Assignment - Word for word, copy the listing below and leave out its images.

★ ★ ★ ★ ★

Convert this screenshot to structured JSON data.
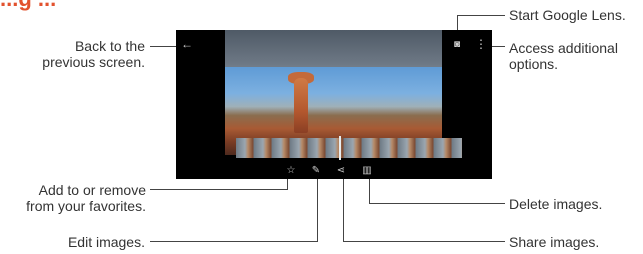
{
  "header": {
    "title_fragment": "...g ..."
  },
  "toolbar_top": {
    "back_icon": "arrow-left-icon",
    "lens_icon": "google-lens-icon",
    "more_icon": "more-vertical-icon"
  },
  "toolbar_bottom": {
    "favorite_icon": "star-icon",
    "edit_icon": "pencil-icon",
    "share_icon": "share-icon",
    "delete_icon": "trash-icon"
  },
  "callouts": {
    "back": "Back to the\nprevious screen.",
    "lens": "Start Google Lens.",
    "more": "Access additional\noptions.",
    "favorite": "Add to or remove\nfrom your favorites.",
    "edit": "Edit images.",
    "delete": "Delete images.",
    "share": "Share images."
  },
  "colors": {
    "accent": "#e2522e",
    "device": "#000000"
  }
}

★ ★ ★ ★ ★

Task solution -
Convert this screenshot to structured JSON data.
{
  "header": {
    "title_fragment": "...g ..."
  },
  "toolbar_top": {
    "back_icon": "arrow-left-icon",
    "lens_icon": "google-lens-icon",
    "more_icon": "more-vertical-icon"
  },
  "toolbar_bottom": {
    "favorite_icon": "star-icon",
    "edit_icon": "pencil-icon",
    "share_icon": "share-icon",
    "delete_icon": "trash-icon"
  },
  "callouts": {
    "back": "Back to the\nprevious screen.",
    "lens": "Start Google Lens.",
    "more": "Access additional\noptions.",
    "favorite": "Add to or remove\nfrom your favorites.",
    "edit": "Edit images.",
    "delete": "Delete images.",
    "share": "Share images."
  },
  "colors": {
    "accent": "#e2522e",
    "device": "#000000"
  }
}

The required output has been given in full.